[Aim of the task] Scan the entries for the word "icon". Every line that has it should be copied.

--

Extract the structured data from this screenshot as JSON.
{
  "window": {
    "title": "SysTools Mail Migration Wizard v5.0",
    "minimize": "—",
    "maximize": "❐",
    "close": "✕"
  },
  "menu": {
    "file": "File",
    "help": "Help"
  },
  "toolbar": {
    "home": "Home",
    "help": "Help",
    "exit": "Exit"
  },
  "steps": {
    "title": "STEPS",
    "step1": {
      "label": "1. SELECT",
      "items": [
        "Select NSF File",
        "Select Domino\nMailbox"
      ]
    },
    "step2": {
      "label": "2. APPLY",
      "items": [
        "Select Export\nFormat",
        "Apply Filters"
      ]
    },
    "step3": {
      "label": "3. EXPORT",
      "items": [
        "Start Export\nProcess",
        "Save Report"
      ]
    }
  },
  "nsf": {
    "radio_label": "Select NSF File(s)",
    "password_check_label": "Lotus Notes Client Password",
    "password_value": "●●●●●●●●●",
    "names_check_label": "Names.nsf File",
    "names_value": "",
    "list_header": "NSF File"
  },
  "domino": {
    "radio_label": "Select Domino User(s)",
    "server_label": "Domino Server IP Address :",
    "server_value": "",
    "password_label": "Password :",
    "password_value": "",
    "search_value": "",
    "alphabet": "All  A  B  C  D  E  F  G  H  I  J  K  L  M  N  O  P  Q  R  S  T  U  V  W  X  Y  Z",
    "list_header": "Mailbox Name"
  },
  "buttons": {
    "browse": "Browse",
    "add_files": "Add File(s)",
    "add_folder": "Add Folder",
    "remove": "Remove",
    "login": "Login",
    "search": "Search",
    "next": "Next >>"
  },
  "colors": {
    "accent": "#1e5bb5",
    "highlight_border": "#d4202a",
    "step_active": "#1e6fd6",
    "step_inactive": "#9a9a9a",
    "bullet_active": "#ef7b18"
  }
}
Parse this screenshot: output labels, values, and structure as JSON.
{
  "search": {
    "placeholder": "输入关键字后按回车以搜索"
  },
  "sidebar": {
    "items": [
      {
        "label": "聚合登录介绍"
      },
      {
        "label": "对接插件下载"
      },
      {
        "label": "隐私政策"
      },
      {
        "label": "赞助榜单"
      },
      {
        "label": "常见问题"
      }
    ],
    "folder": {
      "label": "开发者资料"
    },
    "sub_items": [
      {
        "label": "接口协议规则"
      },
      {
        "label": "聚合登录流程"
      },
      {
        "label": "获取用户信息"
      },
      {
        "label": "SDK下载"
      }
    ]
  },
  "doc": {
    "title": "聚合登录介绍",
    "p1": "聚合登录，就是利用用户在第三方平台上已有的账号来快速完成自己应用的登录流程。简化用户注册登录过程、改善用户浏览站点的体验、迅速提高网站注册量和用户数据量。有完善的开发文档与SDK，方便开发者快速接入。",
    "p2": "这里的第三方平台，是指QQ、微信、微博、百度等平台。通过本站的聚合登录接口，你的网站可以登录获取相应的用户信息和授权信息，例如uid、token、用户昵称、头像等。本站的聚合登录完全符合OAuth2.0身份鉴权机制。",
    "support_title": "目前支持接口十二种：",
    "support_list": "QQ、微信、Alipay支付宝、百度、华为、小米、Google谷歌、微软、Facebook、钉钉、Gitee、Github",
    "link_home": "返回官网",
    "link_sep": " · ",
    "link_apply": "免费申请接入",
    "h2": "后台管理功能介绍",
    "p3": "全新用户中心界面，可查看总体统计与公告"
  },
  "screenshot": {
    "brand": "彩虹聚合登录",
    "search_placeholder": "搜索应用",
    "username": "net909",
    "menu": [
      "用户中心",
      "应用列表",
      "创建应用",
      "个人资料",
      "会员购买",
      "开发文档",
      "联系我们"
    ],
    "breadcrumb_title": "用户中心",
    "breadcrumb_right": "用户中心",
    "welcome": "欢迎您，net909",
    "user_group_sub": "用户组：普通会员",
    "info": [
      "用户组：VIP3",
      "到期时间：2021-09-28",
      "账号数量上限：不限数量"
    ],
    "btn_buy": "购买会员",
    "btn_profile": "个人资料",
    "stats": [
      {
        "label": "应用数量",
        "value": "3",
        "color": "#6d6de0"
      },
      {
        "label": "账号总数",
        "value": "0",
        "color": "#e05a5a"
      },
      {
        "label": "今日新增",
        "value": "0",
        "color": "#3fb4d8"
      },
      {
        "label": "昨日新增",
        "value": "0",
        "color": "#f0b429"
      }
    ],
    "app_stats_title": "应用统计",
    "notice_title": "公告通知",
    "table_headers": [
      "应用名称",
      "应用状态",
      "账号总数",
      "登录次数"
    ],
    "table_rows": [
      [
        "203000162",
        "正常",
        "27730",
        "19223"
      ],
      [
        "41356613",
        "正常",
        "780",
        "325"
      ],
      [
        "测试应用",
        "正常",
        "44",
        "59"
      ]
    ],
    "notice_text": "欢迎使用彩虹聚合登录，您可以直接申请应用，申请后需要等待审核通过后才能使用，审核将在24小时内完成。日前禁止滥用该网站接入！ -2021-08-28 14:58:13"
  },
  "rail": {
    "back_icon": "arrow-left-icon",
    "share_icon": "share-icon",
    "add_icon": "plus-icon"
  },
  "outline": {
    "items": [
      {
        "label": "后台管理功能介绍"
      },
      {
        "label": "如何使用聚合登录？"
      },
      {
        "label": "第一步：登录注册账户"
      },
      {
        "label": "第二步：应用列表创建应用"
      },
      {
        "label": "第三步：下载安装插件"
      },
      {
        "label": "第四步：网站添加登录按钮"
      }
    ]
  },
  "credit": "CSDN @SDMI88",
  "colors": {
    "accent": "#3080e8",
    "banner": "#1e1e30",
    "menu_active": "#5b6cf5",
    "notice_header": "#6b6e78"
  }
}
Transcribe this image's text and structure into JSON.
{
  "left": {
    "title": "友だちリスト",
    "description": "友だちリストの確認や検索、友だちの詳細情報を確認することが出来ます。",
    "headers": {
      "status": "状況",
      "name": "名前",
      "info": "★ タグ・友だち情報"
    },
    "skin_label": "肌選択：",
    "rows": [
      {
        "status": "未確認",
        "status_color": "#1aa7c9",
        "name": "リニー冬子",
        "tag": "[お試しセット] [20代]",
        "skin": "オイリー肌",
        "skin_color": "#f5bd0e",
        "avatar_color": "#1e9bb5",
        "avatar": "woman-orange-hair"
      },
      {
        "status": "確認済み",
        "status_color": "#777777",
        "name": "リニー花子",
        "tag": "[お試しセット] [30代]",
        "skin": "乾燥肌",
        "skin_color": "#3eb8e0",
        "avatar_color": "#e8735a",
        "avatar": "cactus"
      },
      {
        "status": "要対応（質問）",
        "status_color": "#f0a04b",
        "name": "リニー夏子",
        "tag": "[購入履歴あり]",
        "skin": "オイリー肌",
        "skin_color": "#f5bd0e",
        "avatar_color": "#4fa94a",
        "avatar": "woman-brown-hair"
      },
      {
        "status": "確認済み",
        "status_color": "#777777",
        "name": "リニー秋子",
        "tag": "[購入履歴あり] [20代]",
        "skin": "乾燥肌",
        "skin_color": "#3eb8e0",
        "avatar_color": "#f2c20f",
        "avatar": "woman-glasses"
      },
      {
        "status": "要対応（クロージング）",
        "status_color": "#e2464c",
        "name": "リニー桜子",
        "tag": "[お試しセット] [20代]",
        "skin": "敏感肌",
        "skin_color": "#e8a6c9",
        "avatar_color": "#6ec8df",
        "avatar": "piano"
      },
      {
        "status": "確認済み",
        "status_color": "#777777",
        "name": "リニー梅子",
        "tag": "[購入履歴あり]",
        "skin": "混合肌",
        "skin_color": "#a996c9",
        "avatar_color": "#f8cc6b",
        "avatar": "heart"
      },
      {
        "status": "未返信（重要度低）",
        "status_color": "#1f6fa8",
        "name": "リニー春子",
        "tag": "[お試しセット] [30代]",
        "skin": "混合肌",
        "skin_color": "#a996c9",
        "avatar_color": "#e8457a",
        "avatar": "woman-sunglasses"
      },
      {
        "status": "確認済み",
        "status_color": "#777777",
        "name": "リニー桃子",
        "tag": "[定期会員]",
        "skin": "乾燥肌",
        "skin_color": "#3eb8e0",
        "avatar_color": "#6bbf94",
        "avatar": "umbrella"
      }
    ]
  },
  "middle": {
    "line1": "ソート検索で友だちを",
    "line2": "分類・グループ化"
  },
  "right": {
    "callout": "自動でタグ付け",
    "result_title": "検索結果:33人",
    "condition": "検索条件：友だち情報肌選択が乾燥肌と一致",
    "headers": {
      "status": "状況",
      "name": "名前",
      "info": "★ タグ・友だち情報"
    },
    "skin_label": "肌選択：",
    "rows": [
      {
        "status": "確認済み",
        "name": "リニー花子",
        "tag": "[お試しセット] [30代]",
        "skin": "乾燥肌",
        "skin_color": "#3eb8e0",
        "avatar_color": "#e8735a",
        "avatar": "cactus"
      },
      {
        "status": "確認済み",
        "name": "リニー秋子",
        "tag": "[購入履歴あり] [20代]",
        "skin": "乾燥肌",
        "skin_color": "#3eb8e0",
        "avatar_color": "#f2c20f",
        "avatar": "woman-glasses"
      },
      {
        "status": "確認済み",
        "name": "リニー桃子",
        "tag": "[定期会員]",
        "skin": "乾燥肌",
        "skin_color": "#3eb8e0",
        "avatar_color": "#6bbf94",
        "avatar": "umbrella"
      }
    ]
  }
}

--

[Output for this task]
    "back_icon": "arrow-left-icon",
    "share_icon": "share-icon",
    "add_icon": "plus-icon"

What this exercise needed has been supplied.